**EXERCISE INSTRUCTIONS:** Verbatim output of the lines below is required, with the images omitted.

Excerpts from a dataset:
----

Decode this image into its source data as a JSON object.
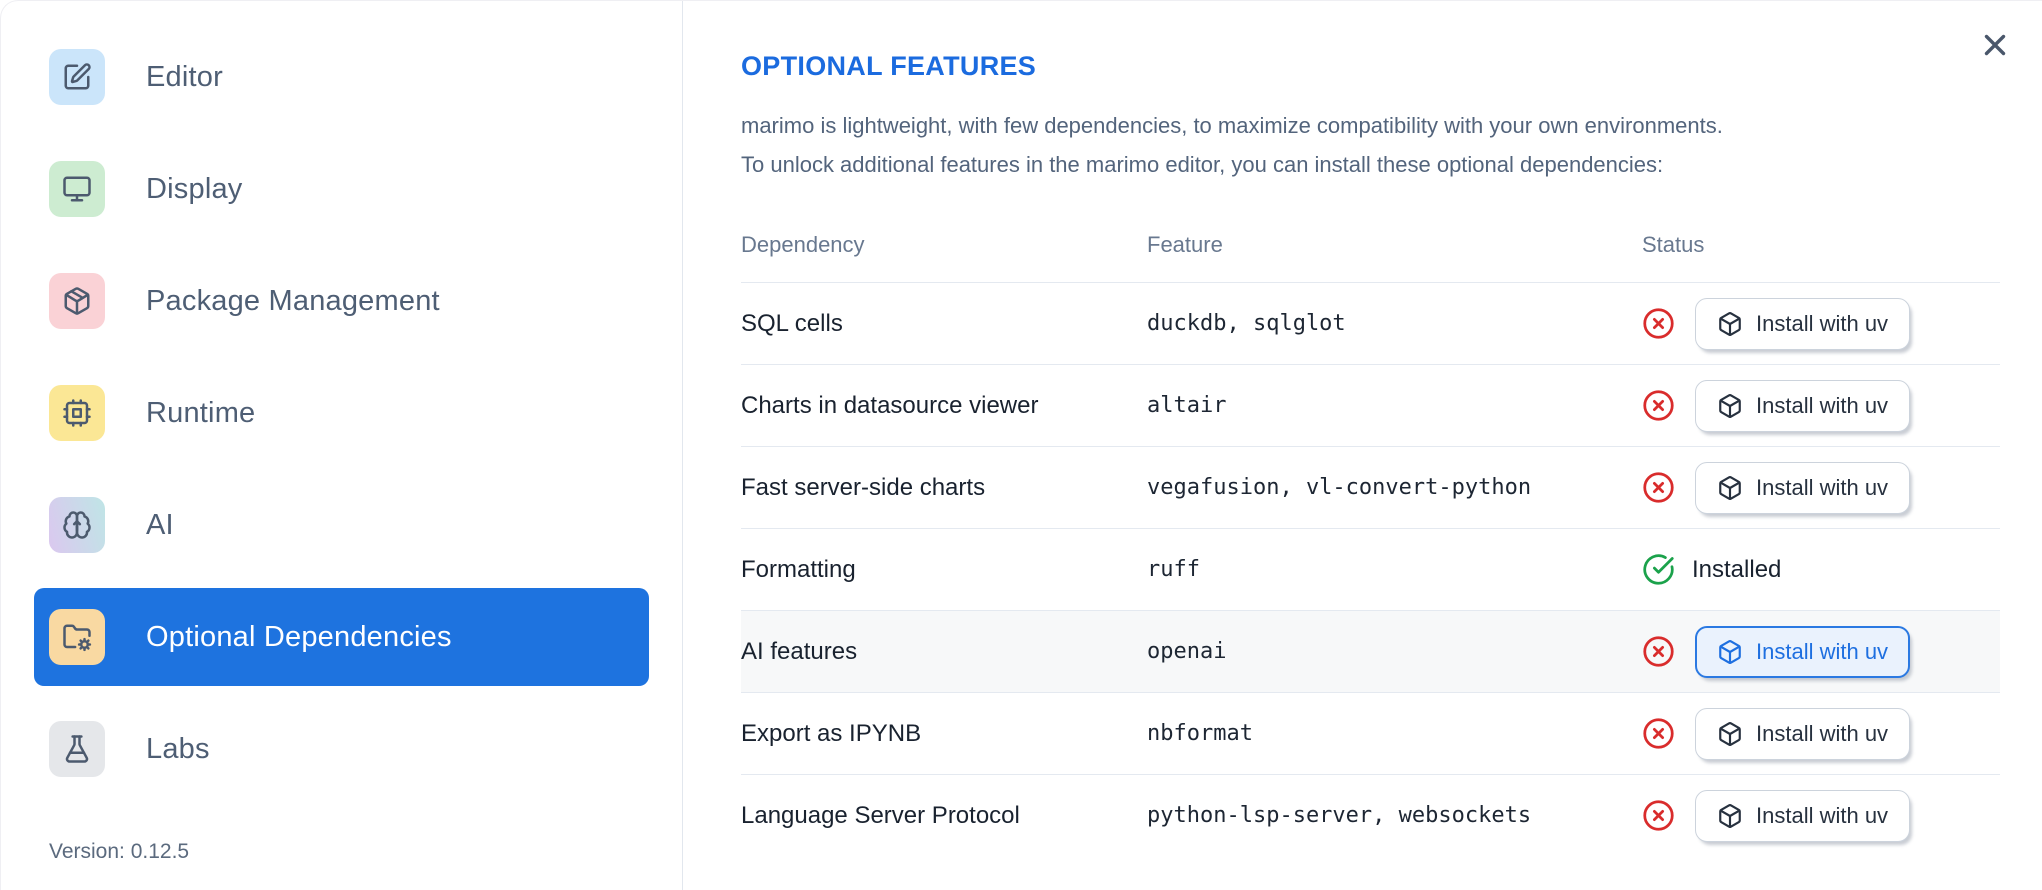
{
  "dialog": {
    "close_icon": "x-icon"
  },
  "sidebar": {
    "items": [
      {
        "label": "Editor",
        "icon": "square-pen-icon",
        "icon_bg": "#cbe5fa",
        "selected": false
      },
      {
        "label": "Display",
        "icon": "monitor-icon",
        "icon_bg": "#cdecd1",
        "selected": false
      },
      {
        "label": "Package Management",
        "icon": "package-icon",
        "icon_bg": "#fad2d6",
        "selected": false
      },
      {
        "label": "Runtime",
        "icon": "cpu-icon",
        "icon_bg": "#fbe795",
        "selected": false
      },
      {
        "label": "AI",
        "icon": "brain-icon",
        "icon_bg": "linear-gradient(75deg,#dbc8ef,#bfe5e6)",
        "selected": false
      },
      {
        "label": "Optional Dependencies",
        "icon": "folder-cog-icon",
        "icon_bg": "#f9d9a2",
        "selected": true
      },
      {
        "label": "Labs",
        "icon": "flask-icon",
        "icon_bg": "#e5e7ea",
        "selected": false
      }
    ],
    "version": "Version: 0.12.5"
  },
  "main": {
    "title": "OPTIONAL FEATURES",
    "description_lines": [
      "marimo is lightweight, with few dependencies, to maximize compatibility with your own environments.",
      "To unlock additional features in the marimo editor, you can install these optional dependencies:"
    ],
    "table": {
      "headers": [
        "Dependency",
        "Feature",
        "Status"
      ],
      "install_button_label": "Install with uv",
      "install_button_icon": "package-box-icon",
      "not_installed_icon": "circle-x-icon",
      "installed_icon": "circle-check-icon",
      "installed_label": "Installed",
      "rows": [
        {
          "dependency": "SQL cells",
          "feature": "duckdb, sqlglot",
          "installed": false,
          "highlighted": false
        },
        {
          "dependency": "Charts in datasource viewer",
          "feature": "altair",
          "installed": false,
          "highlighted": false
        },
        {
          "dependency": "Fast server-side charts",
          "feature": "vegafusion, vl-convert-python",
          "installed": false,
          "highlighted": false
        },
        {
          "dependency": "Formatting",
          "feature": "ruff",
          "installed": true,
          "highlighted": false
        },
        {
          "dependency": "AI features",
          "feature": "openai",
          "installed": false,
          "highlighted": true
        },
        {
          "dependency": "Export as IPYNB",
          "feature": "nbformat",
          "installed": false,
          "highlighted": false
        },
        {
          "dependency": "Language Server Protocol",
          "feature": "python-lsp-server, websockets",
          "installed": false,
          "highlighted": false
        }
      ]
    }
  },
  "colors": {
    "selection_blue": "#1e73df",
    "heading_blue": "#1b6bdf",
    "focus_blue": "#2b79e2",
    "focus_bg": "#eaf2fd",
    "error_red": "#d92c2c",
    "success_green": "#1ba24b",
    "divider": "#e2e7ee",
    "row_highlight": "#f7f8f9"
  }
}
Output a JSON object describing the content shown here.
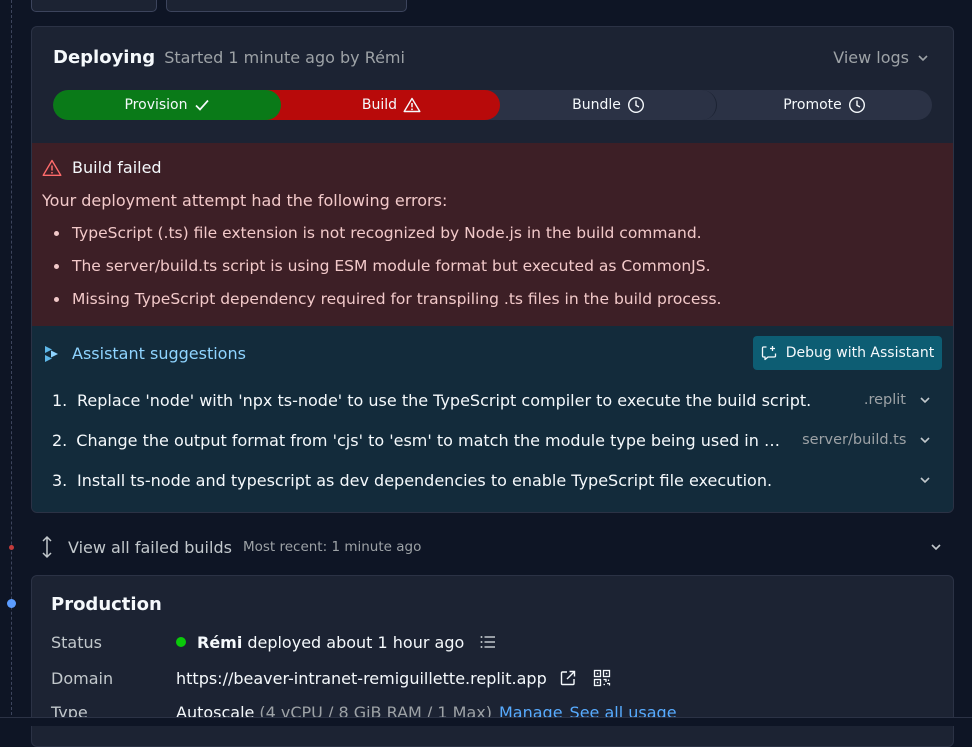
{
  "deploy": {
    "title": "Deploying",
    "subtitle": "Started 1 minute ago by Rémi",
    "view_logs": "View logs"
  },
  "steps": [
    {
      "label": "Provision",
      "status": "success",
      "icon": "check-icon"
    },
    {
      "label": "Build",
      "status": "failed",
      "icon": "warning-icon"
    },
    {
      "label": "Bundle",
      "status": "pending",
      "icon": "clock-icon"
    },
    {
      "label": "Promote",
      "status": "pending",
      "icon": "clock-icon"
    }
  ],
  "error": {
    "title": "Build failed",
    "intro": "Your deployment attempt had the following errors:",
    "items": [
      "TypeScript (.ts) file extension is not recognized by Node.js in the build command.",
      "The server/build.ts script is using ESM module format but executed as CommonJS.",
      "Missing TypeScript dependency required for transpiling .ts files in the build process."
    ]
  },
  "assistant": {
    "title": "Assistant suggestions",
    "debug_button": "Debug with Assistant",
    "suggestions": [
      {
        "num": "1.",
        "text": "Replace 'node' with 'npx ts-node' to use the TypeScript compiler to execute the build script.",
        "file": ".replit"
      },
      {
        "num": "2.",
        "text": "Change the output format from 'cjs' to 'esm' to match the module type being used in the...",
        "file": "server/build.ts"
      },
      {
        "num": "3.",
        "text": "Install ts-node and typescript as dev dependencies to enable TypeScript file execution.",
        "file": ""
      }
    ]
  },
  "failed_builds": {
    "label": "View all failed builds",
    "recent": "Most recent: 1 minute ago"
  },
  "production": {
    "title": "Production",
    "status_label": "Status",
    "status_user": "Rémi",
    "status_text": "deployed about 1 hour ago",
    "domain_label": "Domain",
    "domain": "https://beaver-intranet-remiguillette.replit.app",
    "type_label": "Type",
    "type_value": "Autoscale",
    "type_spec": "(4 vCPU / 8 GiB RAM / 1 Max)",
    "manage": "Manage",
    "see_usage": "See all usage"
  },
  "colors": {
    "success": "#0a7a18",
    "failed": "#b80a0a",
    "link": "#57abff",
    "assistant": "#8fd4ff"
  }
}
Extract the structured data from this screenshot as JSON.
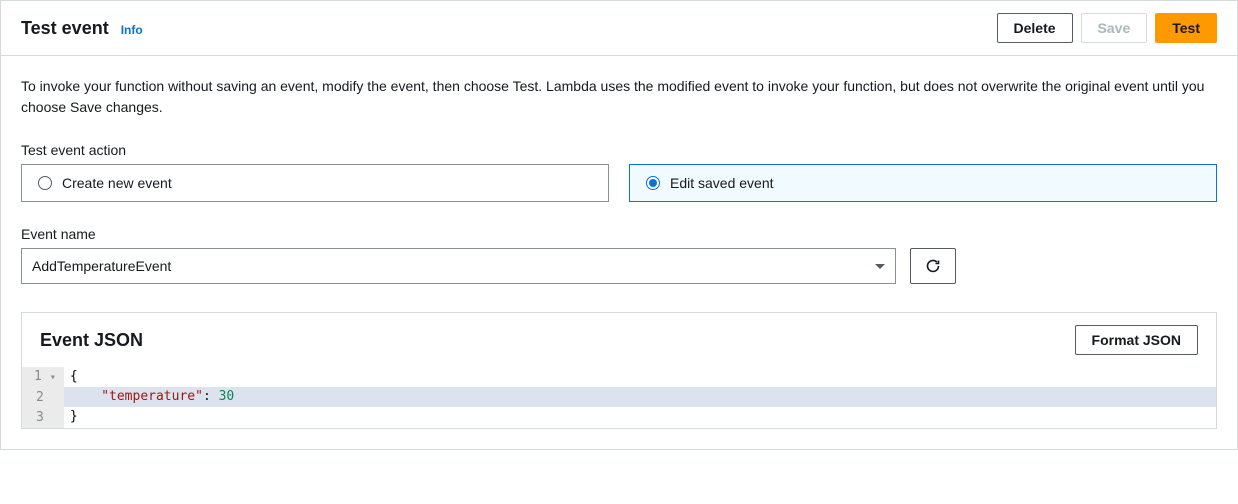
{
  "header": {
    "title": "Test event",
    "info_label": "Info",
    "delete_label": "Delete",
    "save_label": "Save",
    "test_label": "Test"
  },
  "description": "To invoke your function without saving an event, modify the event, then choose Test. Lambda uses the modified event to invoke your function, but does not overwrite the original event until you choose Save changes.",
  "action": {
    "label": "Test event action",
    "create_label": "Create new event",
    "edit_label": "Edit saved event",
    "selected": "edit"
  },
  "event_name": {
    "label": "Event name",
    "value": "AddTemperatureEvent"
  },
  "json_section": {
    "title": "Event JSON",
    "format_label": "Format JSON",
    "lines": {
      "l1_num": "1",
      "l2_num": "2",
      "l3_num": "3",
      "l1_text": "{",
      "l2_key": "\"temperature\"",
      "l2_colon": ": ",
      "l2_value": "30",
      "l3_text": "}"
    }
  }
}
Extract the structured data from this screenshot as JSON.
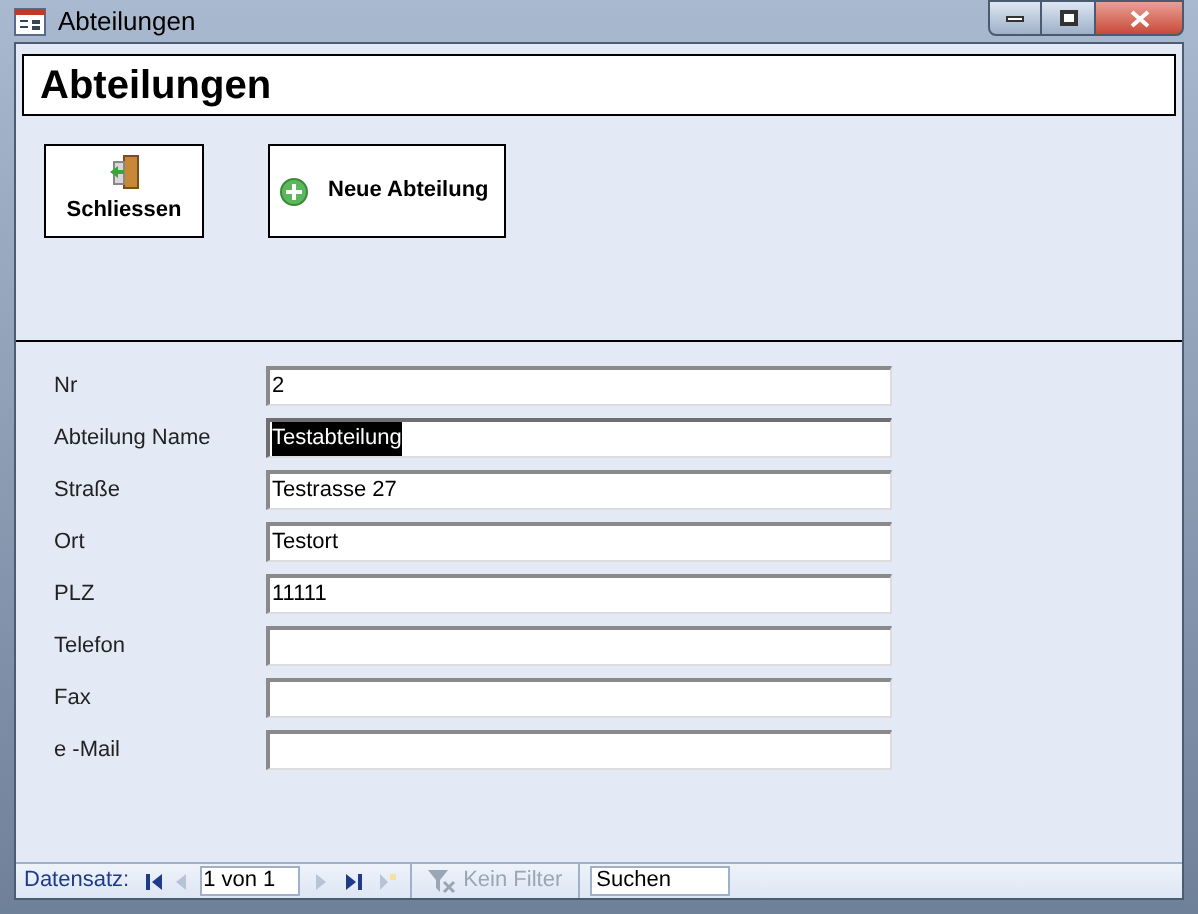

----

**RESPONSE BOX:**
Decode this image into its source data as a JSON object.
{
  "dialog": {
    "close_icon": "x-icon"
  },
  "sidebar": {
    "items": [
      {
        "label": "Editor",
        "icon": "square-pen-icon",
        "icon_bg": "#cbe5fa",
        "selected": false
      },
      {
        "label": "Display",
        "icon": "monitor-icon",
        "icon_bg": "#cdecd1",
        "selected": false
      },
      {
        "label": "Package Management",
        "icon": "package-icon",
        "icon_bg": "#fad2d6",
        "selected": false
      },
      {
        "label": "Runtime",
        "icon": "cpu-icon",
        "icon_bg": "#fbe795",
        "selected": false
      },
      {
        "label": "AI",
        "icon": "brain-icon",
        "icon_bg": "linear-gradient(75deg,#dbc8ef,#bfe5e6)",
        "selected": false
      },
      {
        "label": "Optional Dependencies",
        "icon": "folder-cog-icon",
        "icon_bg": "#f9d9a2",
        "selected": true
      },
      {
        "label": "Labs",
        "icon": "flask-icon",
        "icon_bg": "#e5e7ea",
        "selected": false
      }
    ],
    "version": "Version: 0.12.5"
  },
  "main": {
    "title": "OPTIONAL FEATURES",
    "description_lines": [
      "marimo is lightweight, with few dependencies, to maximize compatibility with your own environments.",
      "To unlock additional features in the marimo editor, you can install these optional dependencies:"
    ],
    "table": {
      "headers": [
        "Dependency",
        "Feature",
        "Status"
      ],
      "install_button_label": "Install with uv",
      "install_button_icon": "package-box-icon",
      "not_installed_icon": "circle-x-icon",
      "installed_icon": "circle-check-icon",
      "installed_label": "Installed",
      "rows": [
        {
          "dependency": "SQL cells",
          "feature": "duckdb, sqlglot",
          "installed": false,
          "highlighted": false
        },
        {
          "dependency": "Charts in datasource viewer",
          "feature": "altair",
          "installed": false,
          "highlighted": false
        },
        {
          "dependency": "Fast server-side charts",
          "feature": "vegafusion, vl-convert-python",
          "installed": false,
          "highlighted": false
        },
        {
          "dependency": "Formatting",
          "feature": "ruff",
          "installed": true,
          "highlighted": false
        },
        {
          "dependency": "AI features",
          "feature": "openai",
          "installed": false,
          "highlighted": true
        },
        {
          "dependency": "Export as IPYNB",
          "feature": "nbformat",
          "installed": false,
          "highlighted": false
        },
        {
          "dependency": "Language Server Protocol",
          "feature": "python-lsp-server, websockets",
          "installed": false,
          "highlighted": false
        }
      ]
    }
  },
  "colors": {
    "selection_blue": "#1e73df",
    "heading_blue": "#1b6bdf",
    "focus_blue": "#2b79e2",
    "focus_bg": "#eaf2fd",
    "error_red": "#d92c2c",
    "success_green": "#1ba24b",
    "divider": "#e2e7ee",
    "row_highlight": "#f7f8f9"
  }
}
Output a JSON object describing the content shown here.
{
  "deploy": {
    "title": "Deploying",
    "subtitle": "Started 1 minute ago by Rémi",
    "view_logs": "View logs"
  },
  "steps": [
    {
      "label": "Provision",
      "status": "success",
      "icon": "check-icon"
    },
    {
      "label": "Build",
      "status": "failed",
      "icon": "warning-icon"
    },
    {
      "label": "Bundle",
      "status": "pending",
      "icon": "clock-icon"
    },
    {
      "label": "Promote",
      "status": "pending",
      "icon": "clock-icon"
    }
  ],
  "error": {
    "title": "Build failed",
    "intro": "Your deployment attempt had the following errors:",
    "items": [
      "TypeScript (.ts) file extension is not recognized by Node.js in the build command.",
      "The server/build.ts script is using ESM module format but executed as CommonJS.",
      "Missing TypeScript dependency required for transpiling .ts files in the build process."
    ]
  },
  "assistant": {
    "title": "Assistant suggestions",
    "debug_button": "Debug with Assistant",
    "suggestions": [
      {
        "num": "1.",
        "text": "Replace 'node' with 'npx ts-node' to use the TypeScript compiler to execute the build script.",
        "file": ".replit"
      },
      {
        "num": "2.",
        "text": "Change the output format from 'cjs' to 'esm' to match the module type being used in the...",
        "file": "server/build.ts"
      },
      {
        "num": "3.",
        "text": "Install ts-node and typescript as dev dependencies to enable TypeScript file execution.",
        "file": ""
      }
    ]
  },
  "failed_builds": {
    "label": "View all failed builds",
    "recent": "Most recent: 1 minute ago"
  },
  "production": {
    "title": "Production",
    "status_label": "Status",
    "status_user": "Rémi",
    "status_text": "deployed about 1 hour ago",
    "domain_label": "Domain",
    "domain": "https://beaver-intranet-remiguillette.replit.app",
    "type_label": "Type",
    "type_value": "Autoscale",
    "type_spec": "(4 vCPU / 8 GiB RAM / 1 Max)",
    "manage": "Manage",
    "see_usage": "See all usage"
  },
  "colors": {
    "success": "#0a7a18",
    "failed": "#b80a0a",
    "link": "#57abff",
    "assistant": "#8fd4ff"
  }
}
Extract the structured data from this screenshot as JSON.
{
  "header": {
    "title": "Test event",
    "info_label": "Info",
    "delete_label": "Delete",
    "save_label": "Save",
    "test_label": "Test"
  },
  "description": "To invoke your function without saving an event, modify the event, then choose Test. Lambda uses the modified event to invoke your function, but does not overwrite the original event until you choose Save changes.",
  "action": {
    "label": "Test event action",
    "create_label": "Create new event",
    "edit_label": "Edit saved event",
    "selected": "edit"
  },
  "event_name": {
    "label": "Event name",
    "value": "AddTemperatureEvent"
  },
  "json_section": {
    "title": "Event JSON",
    "format_label": "Format JSON",
    "lines": {
      "l1_num": "1",
      "l2_num": "2",
      "l3_num": "3",
      "l1_text": "{",
      "l2_key": "\"temperature\"",
      "l2_colon": ": ",
      "l2_value": "30",
      "l3_text": "}"
    }
  }
}
Extract the structured data from this screenshot as JSON.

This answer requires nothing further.